There need to be quite a lot of pitting before it will have any effect on the use, just think of a corrugated sole.
Same story with the iron.
The iron cant have too much pitting, since it will be impossible to make a consistent edge.
I put oil under the sand paper to keep it all flat at the high grids.
This is just perfect.
To give it a fresh cutting edge I use Jamies water grinder.
I choose to give it a stronger edge at a new angle.
Again I polish it up.
With this method it is important not to round the edge, so hold it as flat as possible.
I also touch up the iron and cap iron in general, just for the look and again really gentle, to keep the patina.
All the steel and wood is degreased a little, just to remove dried grease and dirt.
Then the wood gets Jamies oil, its a mix he makes him self, smells wonderful.
I also grease the moving parts a wee bit.
The plane is now just the way I like it.
A perfect user with a beautiful original patina, this is what I call mint.
As you can see, history is still written in the hand plane.
I love that plane.
It is easy to adjust, have a perfect contact with the wood and are a joy to hold in the hand.
I’m leaving on a Ayr plane, don’t know when I’ll be back again… tralalalala…
Press here for a little video: http://youtu.be/S9LyrHViV-8
Yes I am a wee bit eccentric when it comes to hand planes and this one sure is my little favourite.
Thoughts on design.
Here some of my favourites.

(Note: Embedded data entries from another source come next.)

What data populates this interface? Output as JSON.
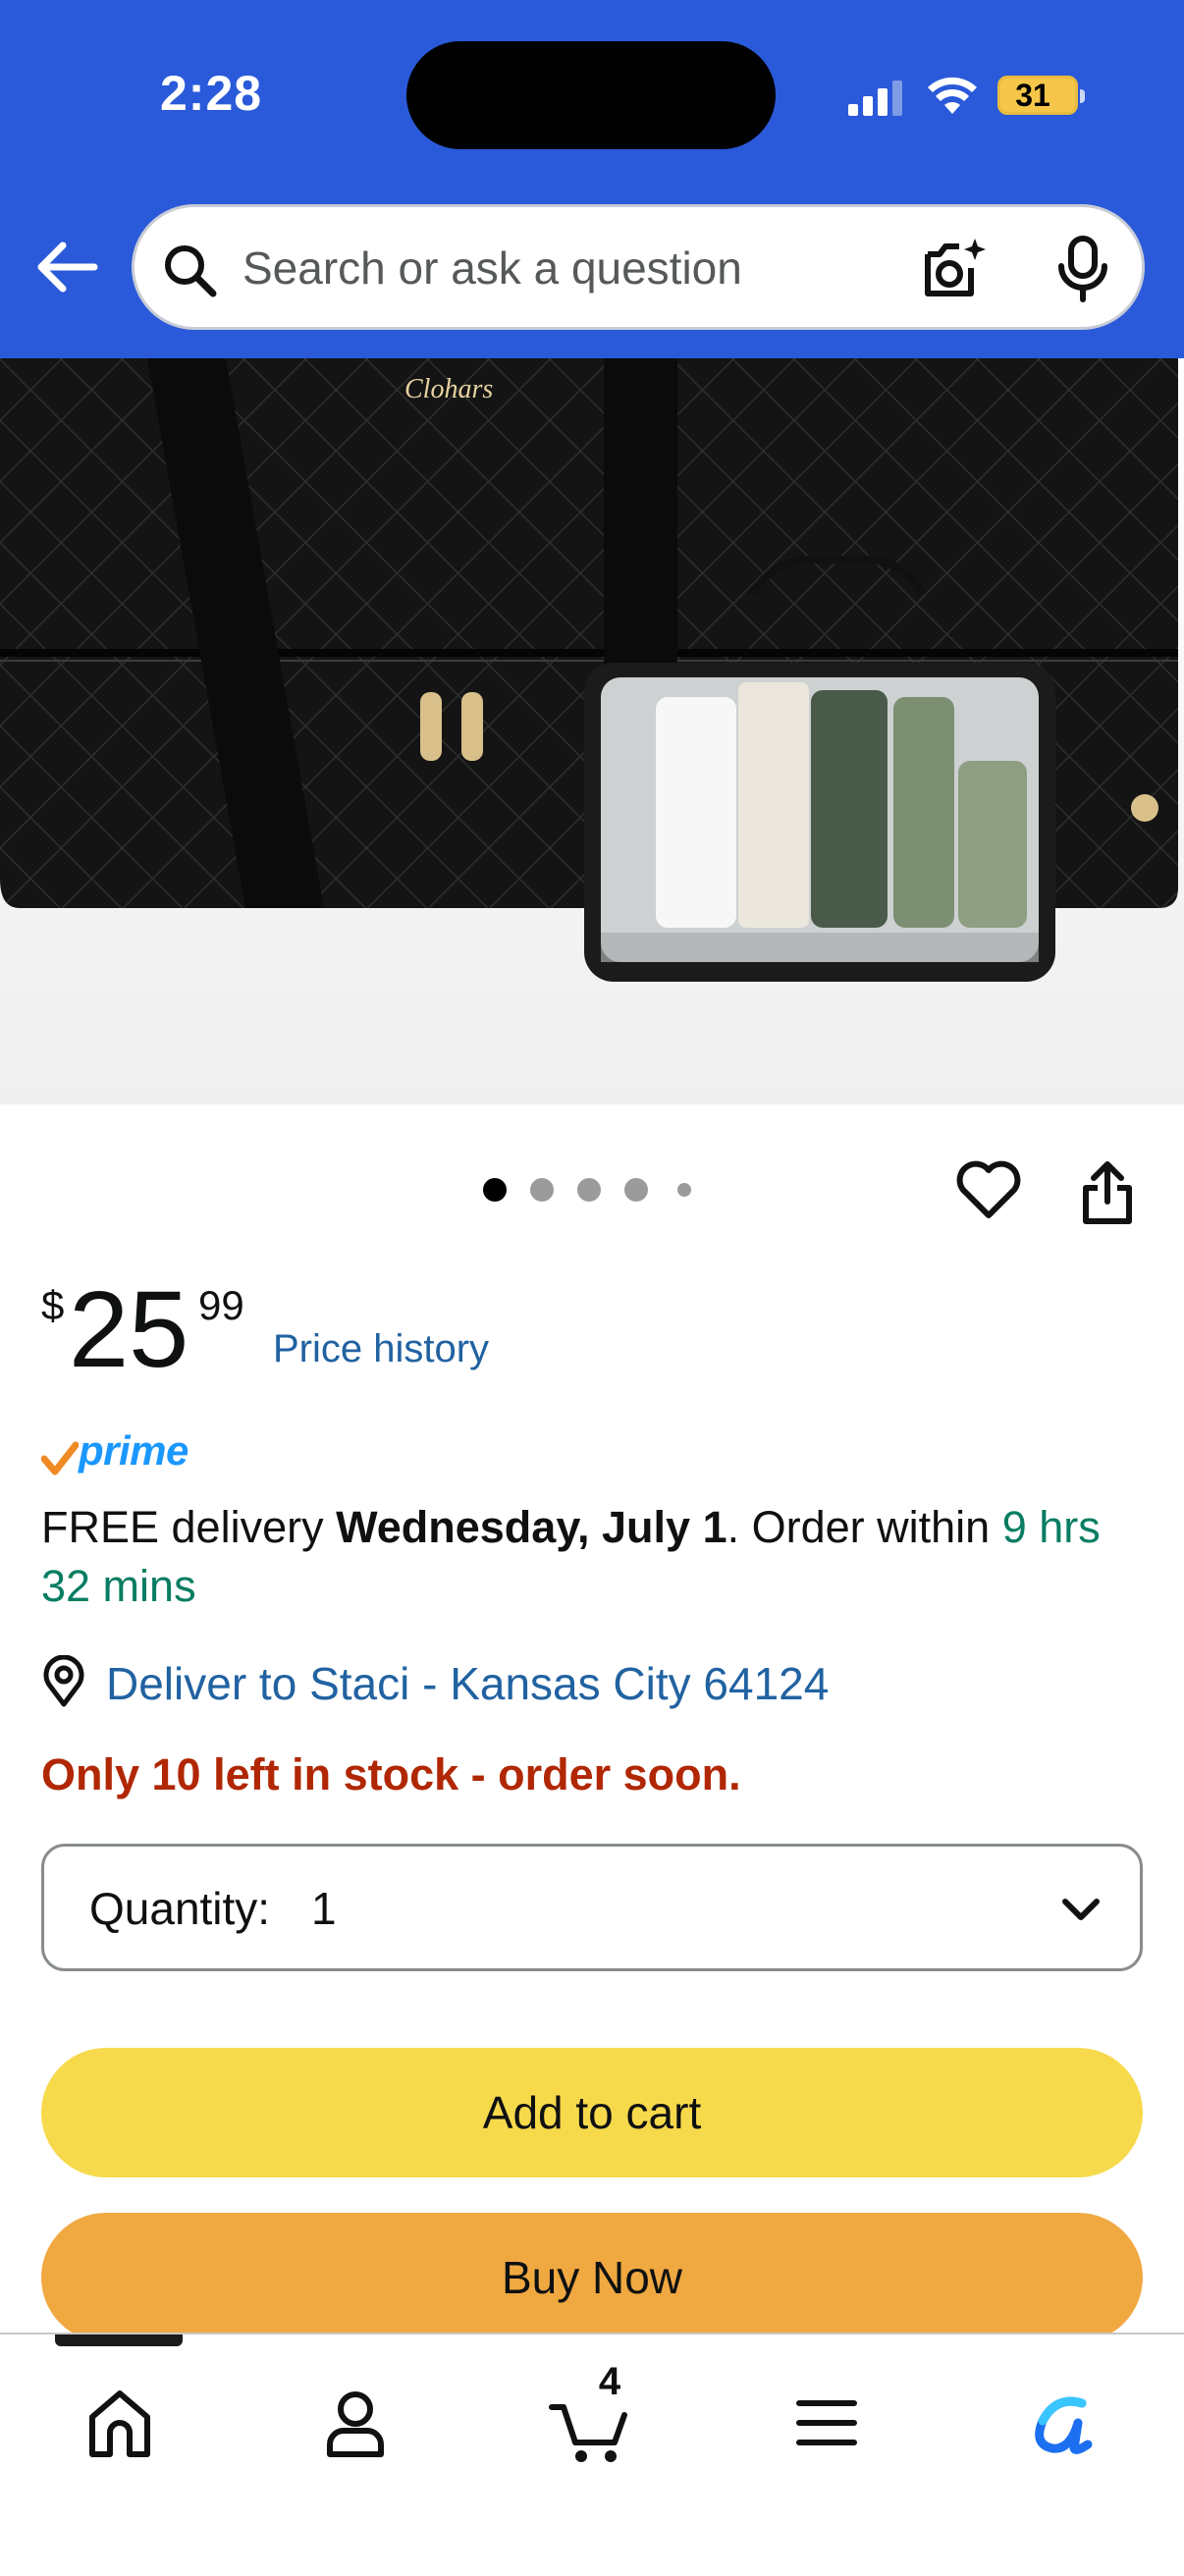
{
  "status_bar": {
    "time": "2:28",
    "battery": "31"
  },
  "search": {
    "placeholder": "Search or ask a question"
  },
  "product": {
    "image_brand": "Clohars",
    "image_count": 5,
    "active_image": 1
  },
  "price": {
    "symbol": "$",
    "whole": "25",
    "fraction": "99",
    "history_link": "Price history"
  },
  "prime": {
    "label": "prime"
  },
  "delivery": {
    "prefix": "FREE delivery ",
    "date": "Wednesday, July 1",
    "middle": ". Order within ",
    "countdown": "9 hrs 32 mins"
  },
  "deliver_to": "Deliver to Staci - Kansas City 64124",
  "stock_message": "Only 10 left in stock - order soon.",
  "quantity": {
    "label": "Quantity:",
    "value": "1"
  },
  "buttons": {
    "add_to_cart": "Add to cart",
    "buy_now": "Buy Now"
  },
  "tabbar": {
    "cart_count": "4",
    "active_tab": "home"
  },
  "colors": {
    "header": "#2a5ad9",
    "add_to_cart": "#f7d94c",
    "buy_now": "#f0a841",
    "link": "#2162a1",
    "stock": "#b12704",
    "prime": "#1a98ff"
  },
  "icons": [
    "back-arrow-icon",
    "search-icon",
    "camera-icon",
    "mic-icon",
    "heart-icon",
    "share-icon",
    "location-pin-icon",
    "chevron-down-icon",
    "home-icon",
    "account-icon",
    "cart-icon",
    "menu-icon",
    "rufus-icon"
  ]
}
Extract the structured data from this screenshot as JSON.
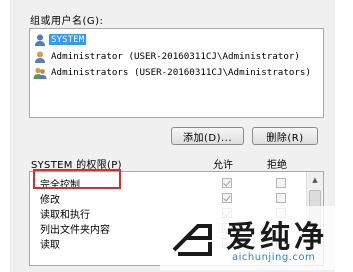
{
  "groups_label": "组或用户名(G):",
  "users": [
    {
      "name": "SYSTEM",
      "icon": "user-icon",
      "selected": true
    },
    {
      "name": "Administrator (USER-20160311CJ\\Administrator)",
      "icon": "user-icon",
      "selected": false
    },
    {
      "name": "Administrators (USER-20160311CJ\\Administrators)",
      "icon": "group-icon",
      "selected": false
    }
  ],
  "buttons": {
    "add": "添加(D)...",
    "remove": "删除(R)"
  },
  "permissions": {
    "title": "SYSTEM 的权限(P)",
    "allow_label": "允许",
    "deny_label": "拒绝",
    "rows": [
      {
        "label": "完全控制",
        "allow": true,
        "deny": false
      },
      {
        "label": "修改",
        "allow": true,
        "deny": false
      },
      {
        "label": "读取和执行",
        "allow": true,
        "deny": false
      },
      {
        "label": "列出文件夹内容",
        "allow": true,
        "deny": false
      },
      {
        "label": "读取",
        "allow": true,
        "deny": false
      }
    ]
  },
  "highlight_color": "#e0292f",
  "selection_color": "#3399ff",
  "watermark": {
    "text": "爱纯净",
    "url": "aichunjing.com"
  }
}
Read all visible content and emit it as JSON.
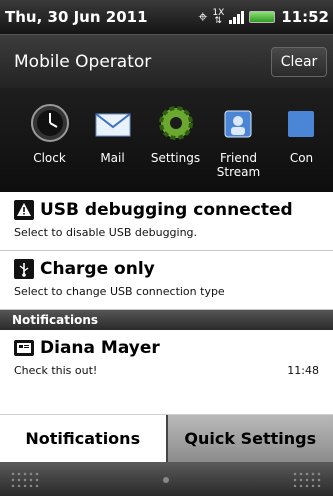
{
  "statusbar": {
    "date": "Thu, 30 Jun 2011",
    "data_indicator": "1X",
    "time": "11:52"
  },
  "operator": {
    "name": "Mobile Operator",
    "clear_label": "Clear"
  },
  "apps": [
    {
      "label": "Clock",
      "icon": "clock-icon"
    },
    {
      "label": "Mail",
      "icon": "mail-icon"
    },
    {
      "label": "Settings",
      "icon": "settings-icon"
    },
    {
      "label": "Friend Stream",
      "icon": "friend-stream-icon"
    },
    {
      "label": "Con",
      "icon": "contacts-icon"
    }
  ],
  "notifications_top": [
    {
      "title": "USB debugging connected",
      "subtitle": "Select to disable USB debugging.",
      "icon": "warning-icon"
    },
    {
      "title": "Charge only",
      "subtitle": "Select to change USB connection type",
      "icon": "usb-icon"
    }
  ],
  "section_header": "Notifications",
  "notification_message": {
    "title": "Diana Mayer",
    "subtitle": "Check this out!",
    "time": "11:48",
    "icon": "message-icon"
  },
  "tabs": {
    "notifications": "Notifications",
    "quick_settings": "Quick Settings"
  }
}
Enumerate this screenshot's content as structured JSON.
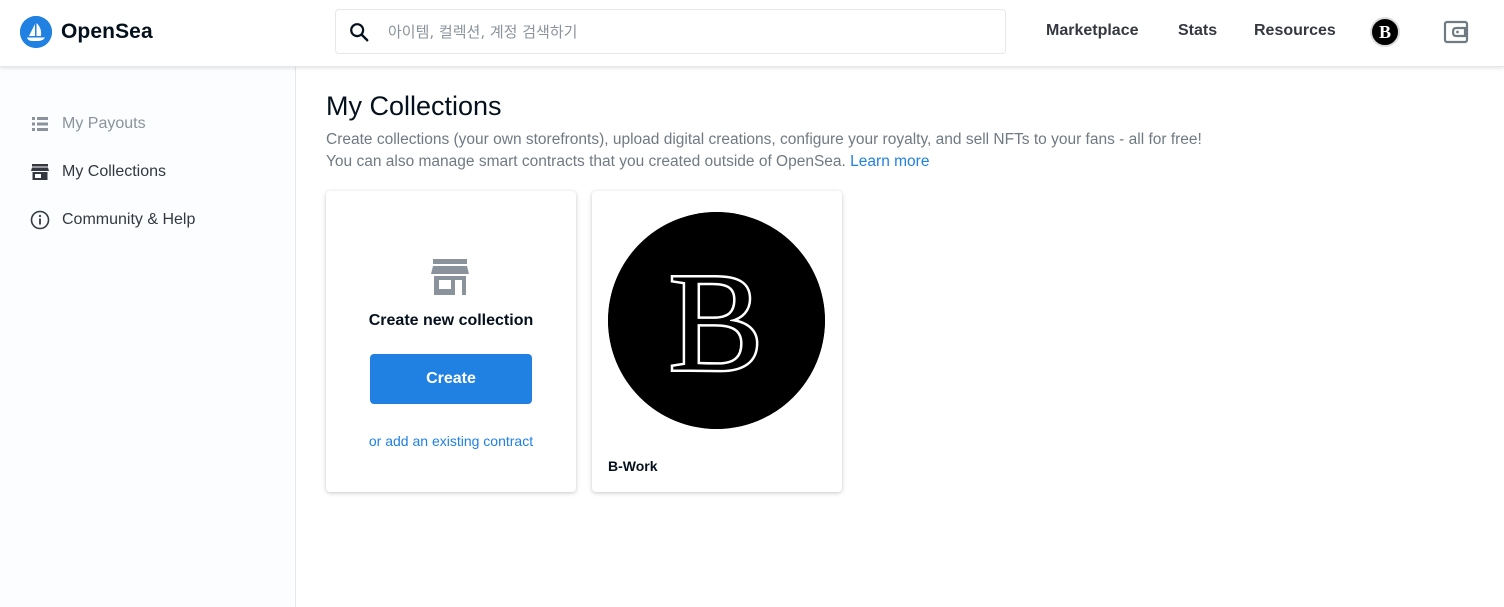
{
  "header": {
    "brand": "OpenSea",
    "search_placeholder": "아이템, 컬렉션, 계정 검색하기",
    "nav": [
      "Marketplace",
      "Stats",
      "Resources"
    ],
    "avatar_letter": "B"
  },
  "sidebar": {
    "items": [
      {
        "label": "My Payouts",
        "icon": "list-icon",
        "color": "#8a939b"
      },
      {
        "label": "My Collections",
        "icon": "storefront-icon",
        "color": "#353840"
      },
      {
        "label": "Community & Help",
        "icon": "info-icon",
        "color": "#353840"
      }
    ]
  },
  "main": {
    "title": "My Collections",
    "desc_line1": "Create collections (your own storefronts), upload digital creations, configure your royalty, and sell NFTs to your fans - all for free!",
    "desc_line2": "You can also manage smart contracts that you created outside of OpenSea.",
    "learn_more": "Learn more",
    "new_card": {
      "title": "Create new collection",
      "button": "Create",
      "link": "or add an existing contract"
    },
    "collections": [
      {
        "name": "B-Work",
        "image_letter": "B"
      }
    ]
  },
  "colors": {
    "accent": "#2081e2",
    "muted": "#8a939b"
  }
}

Why the curve on the middle of the Stanley planes (here a No 2).
I guess it came from design, that the side should be used for shooting but still your hand should be able to grab the tote and knob. The bedrock types are less elegant after my taste, but have a bigger contact area I suppose.
Where the Spiers is a Coffin shaped smoother, so useless on the side.
But it has more weight and are compared to the Stanleys almost sucking it self down to the wood.
The grip is wonderful and your hands naturally finds it positions in the tote and on the front handle.
The square shape of the front handle could be uncomfortable, but actually don’t feels so, perhaps not perfect.
But better than the standard Stanleys, that after my taste are to small, I like best the big knob types.
Of course it is not possible to compare the adjustment, since the Spiers are adjusted with a small hammer and the Stanley with screw and lateral adjuster, that makes it possible to use the plane with out a hammer in the toolbox, at the end the one adjustment is as easy and fast as the other, but for a beginner the hammer is a learning process, where the screw is possible for any one.
By the way, this little No 2 Stanley is useless after my opinion, and too expensive to give to the kids…
I much prefer a good block plane when the blade is this small.
The Stanley 62 is for me the most beautiful Stanley, and here I think design was as important as use.
It has the big knob and the handle have the elegant long tongue that I love on the Spiers.
Since the Stanley is often used on the side for shooting end grain, it would have been more functional with bigger sides, but I guess it was not designed for that…
Here the Norris A5 next to the Spiers.
Dam, they are both wonderful planes.
The Norris here with the more heavy handle, this is stronger and suits better the Norris types with the adjuster. (Since they look strange when the adjuster is hanging loose in the air).
I think the Spiers is a elegant swan and the Norris a beautiful Terrier, the Spiers looks like dancing aver the wood, the Norris like unable to even leave the wood – both sexy in each their way.
Yes I am a nerd and a rhykenologist merged into a human being full of love for form and function.
This picture is for you Jamie.
If you have any doubt, then I am happy to tell you I really love the plane and feel like a lucky bastard.
Also this plane will always be a favorite, for the reason alone that you offered it to me, my friend.
When I look at my smile here, I have no doubt that the plane could never find a better companion.
Thank you Jamie!
Press here for more on the Spiers hand plane: http://lumberjocks.com/mafe/blog/37725
Best of my thoughts from my heart,
-- Mad F, the fanatical rhykenologist and vintage architect. Democraticwoodworking.